The companion workbook to Thriving in Sex Work is filled with exercises, budgets, self-care guides, and business plans to keep your mind, body, and business thriving. Available on Amazon in paperback.
You can listen to me read this chapter free on Soundcloud.
Here's a taste:
Boundaries are the limits one sets on one’s behavior and others in order to maintain one’s dignity and sense of self. These can be consciously stated, such as, “No sex without a condom,” or, “No texts after midnight,” or an unstated, internal limit that is only known once it’s been breached. The sex industry profits from the myth that we’re available for anything, but only by knowing and enforcing our rules can we keep ourselves healthy, protected, and sane.
So many of us were not taught how to set limits and enforce them, leaving us uncertain and undefended, which is a terrifying way to do sex work. The best book I’ve ever read on the subject is Dr. David Richo’s How to Be an Adult; I cannot recommend it highly enough. Richo outlines the five necessary components of establishing clear boundaries.
1. State your needs, wants, desires, and limits clearly. This signals intention not only to the world, but to yourself. Learning how to assert ourselves artfully—saying what we mean, meaning what we say, while still getting what we want—is an important skillset in sex work.

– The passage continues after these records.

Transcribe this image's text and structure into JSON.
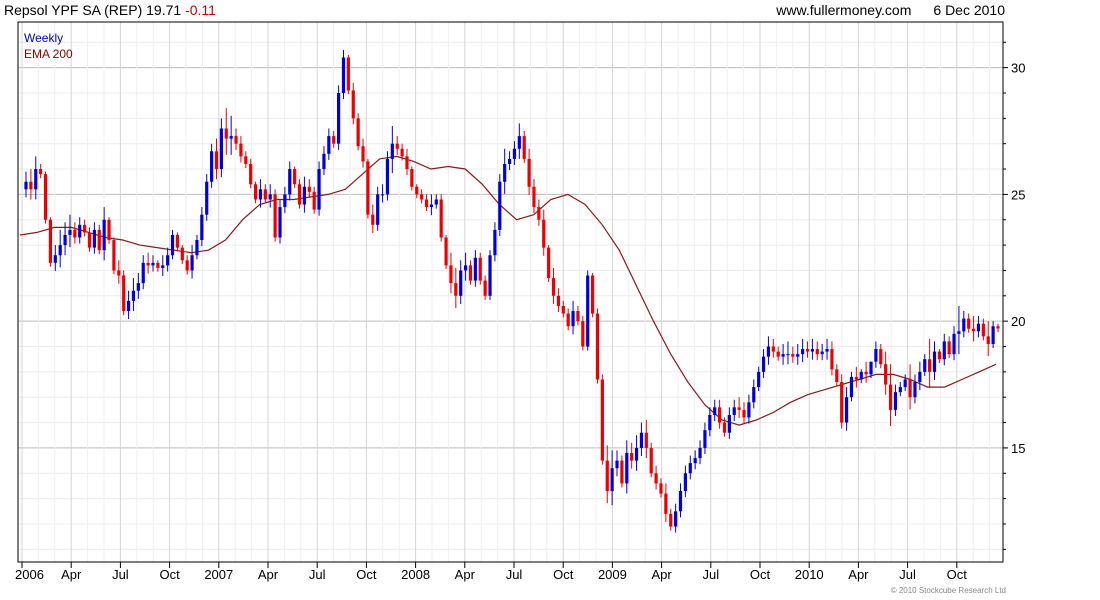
{
  "header": {
    "name": "Repsol YPF SA (REP)",
    "price": "19.71",
    "change": "-0.11",
    "site": "www.fullermoney.com",
    "date": "6 Dec 2010"
  },
  "legend": {
    "series1": "Weekly",
    "series2": "EMA 200"
  },
  "copyright": "© 2010 Stockcube Research Ltd",
  "colors": {
    "up": "#0000dd",
    "down": "#ee0000",
    "ema": "#8b1a1a",
    "grid": "#d8d8d8",
    "frame": "#000000"
  },
  "chart_data": {
    "type": "candlestick",
    "frequency": "weekly",
    "x_tick_labels": [
      "2006",
      "Apr",
      "Jul",
      "Oct",
      "2007",
      "Apr",
      "Jul",
      "Oct",
      "2008",
      "Apr",
      "Jul",
      "Oct",
      "2009",
      "Apr",
      "Jul",
      "Oct",
      "2010",
      "Apr",
      "Jul",
      "Oct"
    ],
    "y_tick_labels": [
      "15",
      "20",
      "25",
      "30"
    ],
    "ylim": [
      10.5,
      31.8
    ],
    "xlim": [
      "2006-01",
      "2010-12"
    ],
    "grid": true,
    "y_axis_side": "right",
    "legend_position": "top-left",
    "series": [
      {
        "name": "Weekly",
        "kind": "candlestick",
        "close": [
          25.5,
          25.2,
          26.0,
          25.8,
          24.0,
          22.3,
          22.6,
          23.0,
          23.4,
          23.6,
          23.3,
          23.8,
          23.5,
          22.9,
          23.6,
          22.8,
          24.0,
          23.2,
          22.0,
          21.8,
          20.4,
          20.8,
          21.2,
          21.5,
          22.3,
          22.2,
          22.3,
          22.1,
          22.2,
          22.6,
          23.4,
          22.9,
          22.4,
          22.0,
          22.6,
          23.2,
          24.2,
          25.5,
          26.7,
          26.0,
          27.6,
          27.2,
          27.3,
          27.0,
          26.5,
          26.2,
          25.4,
          24.8,
          25.2,
          24.8,
          25.0,
          23.3,
          24.5,
          25.0,
          26.0,
          25.4,
          24.6,
          25.3,
          25.1,
          24.4,
          26.0,
          26.6,
          27.3,
          27.0,
          29.0,
          30.4,
          29.1,
          28.0,
          26.9,
          26.3,
          24.2,
          23.8,
          25.0,
          25.0,
          26.4,
          27.0,
          26.8,
          26.5,
          26.0,
          25.3,
          25.0,
          24.8,
          24.5,
          24.6,
          24.8,
          23.3,
          22.2,
          21.5,
          21.0,
          22.0,
          22.2,
          21.6,
          22.5,
          21.6,
          21.0,
          22.6,
          23.6,
          25.5,
          26.2,
          26.4,
          26.8,
          27.3,
          26.4,
          25.3,
          24.5,
          24.0,
          22.9,
          21.7,
          21.0,
          20.6,
          20.3,
          19.8,
          20.4,
          20.0,
          19.0,
          21.8,
          20.3,
          17.7,
          14.5,
          13.3,
          14.2,
          14.5,
          13.6,
          14.8,
          14.5,
          15.0,
          15.6,
          15.0,
          14.0,
          13.6,
          13.2,
          12.4,
          11.9,
          12.5,
          13.3,
          14.0,
          14.4,
          14.6,
          15.0,
          15.7,
          16.3,
          16.6,
          16.0,
          15.6,
          16.3,
          16.6,
          16.5,
          16.2,
          16.8,
          17.4,
          18.0,
          18.6,
          19.0,
          18.8,
          18.6,
          18.7,
          18.7,
          18.6,
          18.7,
          18.9,
          18.8,
          18.9,
          18.7,
          18.8,
          18.9,
          18.1,
          17.6,
          16.0,
          17.0,
          17.8,
          17.7,
          18.0,
          17.9,
          18.4,
          18.9,
          18.3,
          17.5,
          16.5,
          17.2,
          17.4,
          17.7,
          17.0,
          17.6,
          18.0,
          18.5,
          18.0,
          18.8,
          18.5,
          19.2,
          18.7,
          19.5,
          19.6,
          20.1,
          19.7,
          19.6,
          19.9,
          19.4,
          19.1,
          19.8,
          19.71
        ],
        "high": [
          25.9,
          26.0,
          26.5,
          26.2,
          25.9,
          24.1,
          23.0,
          23.6,
          23.9,
          24.2,
          23.9,
          24.1,
          24.0,
          23.7,
          23.9,
          23.8,
          24.5,
          24.1,
          23.3,
          22.4,
          22.0,
          21.2,
          21.7,
          21.9,
          22.6,
          22.7,
          22.6,
          22.4,
          22.6,
          22.9,
          23.6,
          23.5,
          23.0,
          22.6,
          23.0,
          23.4,
          24.5,
          25.8,
          27.0,
          27.2,
          28.0,
          28.4,
          28.1,
          27.6,
          27.3,
          26.7,
          26.4,
          25.5,
          25.6,
          25.4,
          25.4,
          25.2,
          24.8,
          25.3,
          26.3,
          26.1,
          25.6,
          25.7,
          25.6,
          25.3,
          26.3,
          26.9,
          27.6,
          27.5,
          29.3,
          30.7,
          30.5,
          29.4,
          28.2,
          27.2,
          26.4,
          24.6,
          25.3,
          25.4,
          26.7,
          27.7,
          27.3,
          27.0,
          26.8,
          26.1,
          25.4,
          25.2,
          25.0,
          25.0,
          25.0,
          25.0,
          23.4,
          22.7,
          22.1,
          22.4,
          22.7,
          22.4,
          22.8,
          22.7,
          21.8,
          22.8,
          23.9,
          25.8,
          26.8,
          26.7,
          27.1,
          27.8,
          27.5,
          26.8,
          25.6,
          24.8,
          24.4,
          23.0,
          22.1,
          21.3,
          20.8,
          20.5,
          20.8,
          20.6,
          20.2,
          22.0,
          21.9,
          20.5,
          17.9,
          15.1,
          14.9,
          14.9,
          14.7,
          15.3,
          15.2,
          15.5,
          16.0,
          16.1,
          15.2,
          14.3,
          13.8,
          13.6,
          12.6,
          12.8,
          13.6,
          14.3,
          14.7,
          14.9,
          15.3,
          16.0,
          16.6,
          16.9,
          16.9,
          16.2,
          16.6,
          16.9,
          17.0,
          16.8,
          17.1,
          17.7,
          18.2,
          18.9,
          19.4,
          19.3,
          19.0,
          19.1,
          19.2,
          19.0,
          19.1,
          19.3,
          19.2,
          19.3,
          19.2,
          19.1,
          19.3,
          19.2,
          18.3,
          17.9,
          17.4,
          18.0,
          18.2,
          18.1,
          18.4,
          18.3,
          19.2,
          19.1,
          18.8,
          18.3,
          17.5,
          17.6,
          17.9,
          18.3,
          17.9,
          18.4,
          18.7,
          19.3,
          19.2,
          18.9,
          19.5,
          19.4,
          19.8,
          20.6,
          20.4,
          20.3,
          20.2,
          20.2,
          20.1,
          20.0,
          20.0,
          19.9
        ]
      },
      {
        "name": "EMA 200",
        "kind": "line",
        "values": [
          23.4,
          23.5,
          23.7,
          23.7,
          23.5,
          23.3,
          23.2,
          23.0,
          22.9,
          22.8,
          22.7,
          22.8,
          23.2,
          24.0,
          24.6,
          24.8,
          24.8,
          24.9,
          25.0,
          25.2,
          25.8,
          26.4,
          26.5,
          26.3,
          26.0,
          26.1,
          26.0,
          25.4,
          24.6,
          24.0,
          24.2,
          24.8,
          25.0,
          24.6,
          23.8,
          22.8,
          21.4,
          20.0,
          18.7,
          17.6,
          16.7,
          16.1,
          15.9,
          16.1,
          16.4,
          16.8,
          17.1,
          17.3,
          17.5,
          17.7,
          17.9,
          17.9,
          17.7,
          17.4,
          17.4,
          17.7,
          18.0,
          18.3
        ]
      }
    ]
  }
}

2. Nurture yourself. Once we grow to be adults and are no longer dependent children, the only person on earth we can demand unconditional love and support from is ourselves. Everyone else—lovers, parents, friends, clients—is just gravy. Over time, recognizing and honoring what you’re feeling, trusting your intuition, and caring for yourself when you are hurting builds up resiliency and self-reliance.
3. Recognize where other people end, and you begin. Watch what people say and do. If someone does something you like, move in closer. If they’re working out their issues on you, step back. Above all, don’t take their crap personally.

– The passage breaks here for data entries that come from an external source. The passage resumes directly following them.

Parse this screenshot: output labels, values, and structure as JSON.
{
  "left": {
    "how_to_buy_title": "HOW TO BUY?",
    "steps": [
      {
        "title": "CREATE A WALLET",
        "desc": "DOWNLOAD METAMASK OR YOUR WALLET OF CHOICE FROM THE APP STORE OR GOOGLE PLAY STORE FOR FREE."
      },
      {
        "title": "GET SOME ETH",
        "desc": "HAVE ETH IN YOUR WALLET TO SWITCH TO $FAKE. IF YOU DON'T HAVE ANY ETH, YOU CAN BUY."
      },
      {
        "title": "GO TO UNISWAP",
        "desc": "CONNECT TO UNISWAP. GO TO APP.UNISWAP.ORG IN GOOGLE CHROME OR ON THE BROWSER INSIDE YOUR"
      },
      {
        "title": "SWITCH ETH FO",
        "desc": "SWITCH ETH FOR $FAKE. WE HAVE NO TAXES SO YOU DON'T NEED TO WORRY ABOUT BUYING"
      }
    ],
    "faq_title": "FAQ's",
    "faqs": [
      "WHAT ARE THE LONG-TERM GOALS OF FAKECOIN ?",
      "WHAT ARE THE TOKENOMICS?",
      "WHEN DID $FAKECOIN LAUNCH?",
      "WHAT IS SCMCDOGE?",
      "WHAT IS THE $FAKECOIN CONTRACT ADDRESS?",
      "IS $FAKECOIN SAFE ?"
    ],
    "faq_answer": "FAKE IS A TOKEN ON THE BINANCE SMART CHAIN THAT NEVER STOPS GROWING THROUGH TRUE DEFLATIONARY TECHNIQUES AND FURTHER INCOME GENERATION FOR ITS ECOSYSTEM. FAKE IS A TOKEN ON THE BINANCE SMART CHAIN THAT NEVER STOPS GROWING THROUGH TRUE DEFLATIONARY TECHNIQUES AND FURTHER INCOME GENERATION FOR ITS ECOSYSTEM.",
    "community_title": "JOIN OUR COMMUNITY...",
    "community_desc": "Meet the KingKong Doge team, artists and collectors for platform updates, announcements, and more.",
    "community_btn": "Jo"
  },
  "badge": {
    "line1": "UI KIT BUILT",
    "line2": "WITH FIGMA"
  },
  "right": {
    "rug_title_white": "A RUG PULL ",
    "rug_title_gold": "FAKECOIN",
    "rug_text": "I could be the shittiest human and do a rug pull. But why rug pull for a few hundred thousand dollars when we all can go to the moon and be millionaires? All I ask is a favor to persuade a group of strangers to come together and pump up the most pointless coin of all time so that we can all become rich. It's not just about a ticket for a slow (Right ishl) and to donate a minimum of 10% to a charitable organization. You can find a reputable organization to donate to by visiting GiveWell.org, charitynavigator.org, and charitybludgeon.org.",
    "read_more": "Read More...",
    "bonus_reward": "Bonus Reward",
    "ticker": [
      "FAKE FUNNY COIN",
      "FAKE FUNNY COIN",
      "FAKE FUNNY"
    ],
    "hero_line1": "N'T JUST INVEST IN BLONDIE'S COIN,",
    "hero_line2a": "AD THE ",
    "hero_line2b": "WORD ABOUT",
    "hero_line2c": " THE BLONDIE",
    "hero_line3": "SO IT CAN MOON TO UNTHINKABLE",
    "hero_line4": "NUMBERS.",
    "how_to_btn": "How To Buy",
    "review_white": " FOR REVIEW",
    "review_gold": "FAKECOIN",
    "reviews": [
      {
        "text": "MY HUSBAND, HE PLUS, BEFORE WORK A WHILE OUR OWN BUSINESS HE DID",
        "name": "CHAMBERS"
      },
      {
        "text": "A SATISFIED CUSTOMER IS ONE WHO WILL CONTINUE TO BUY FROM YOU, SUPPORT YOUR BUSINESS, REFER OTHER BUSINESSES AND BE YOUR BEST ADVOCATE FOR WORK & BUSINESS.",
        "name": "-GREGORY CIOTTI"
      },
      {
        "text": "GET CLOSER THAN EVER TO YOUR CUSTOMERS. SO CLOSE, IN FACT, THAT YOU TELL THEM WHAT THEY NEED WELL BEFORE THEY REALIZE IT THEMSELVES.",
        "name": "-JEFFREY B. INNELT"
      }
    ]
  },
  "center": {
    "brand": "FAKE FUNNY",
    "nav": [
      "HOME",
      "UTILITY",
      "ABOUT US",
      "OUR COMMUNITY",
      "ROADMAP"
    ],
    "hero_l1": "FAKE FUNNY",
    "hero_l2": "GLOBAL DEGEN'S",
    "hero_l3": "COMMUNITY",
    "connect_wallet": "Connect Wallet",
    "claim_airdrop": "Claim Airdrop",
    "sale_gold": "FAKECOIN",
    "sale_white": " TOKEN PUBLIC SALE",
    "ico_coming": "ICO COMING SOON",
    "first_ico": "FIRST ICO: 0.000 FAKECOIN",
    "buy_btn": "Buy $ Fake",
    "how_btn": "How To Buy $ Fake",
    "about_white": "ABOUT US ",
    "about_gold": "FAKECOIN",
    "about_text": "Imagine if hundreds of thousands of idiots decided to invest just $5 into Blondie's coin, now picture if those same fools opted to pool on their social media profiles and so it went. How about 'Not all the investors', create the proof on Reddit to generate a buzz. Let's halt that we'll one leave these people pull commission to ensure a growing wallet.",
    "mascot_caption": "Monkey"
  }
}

4. Maintain your bottom lines. Encroachment is a huge issue in sex work. It’s okay for relationships to grow and change, but consciously, and only when people have earned the right to more intimacy, trust, and privileges.

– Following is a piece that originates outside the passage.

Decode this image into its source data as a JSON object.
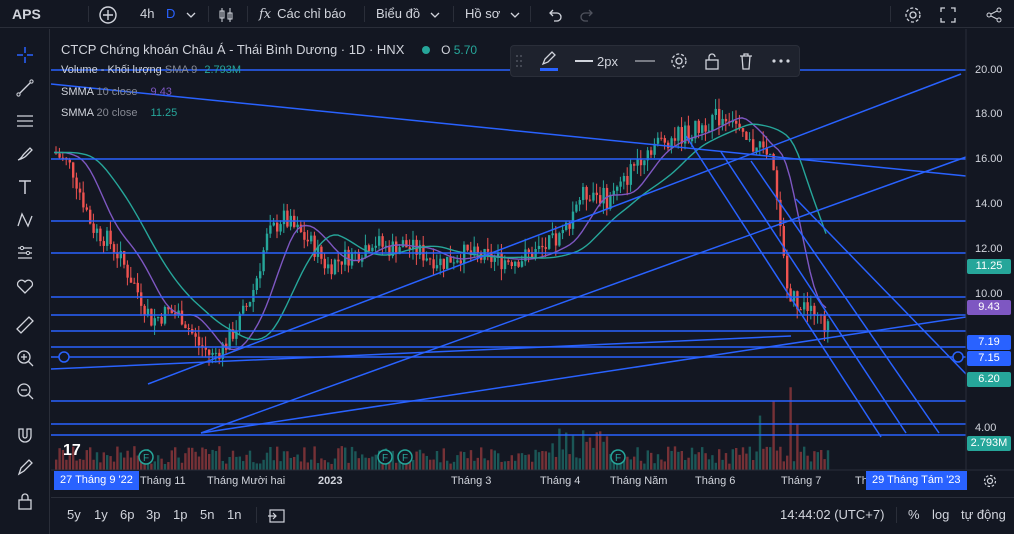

5. Trust yourself. Other people’s opinions and experiences are just information—nothing more, nothing less. Only you can say what is right for you—no one else.
On the pages are two lists outlining the characteristics of having weak and strong personal boundaries in sex work, modified from How to Be an Adult.
When your boundaries are weak, you:
1. Disregard your intuition.
2. Mostly feel afraid and confused.
3. Are enmeshed in drama that feels outside your control.
4. Live a life that doesn’t feel like it belongs to you and cannot be changed.
5. Have no deal-breakers, no red lines that cannot be crossed, allowing others to set limits.
6. Believe you have no right to secrets or a private life.
When your boundaries are strong, you:
1. Trust your gut.
2. Mostly feel secure and clear.
3. Are always aware of your choices.
4. Live a life that mostly looks the way you want your life to be.
5. Know what you will and will not do, and enforce your rules.
6. Protect your privacy, without feeling guilty or ashamed.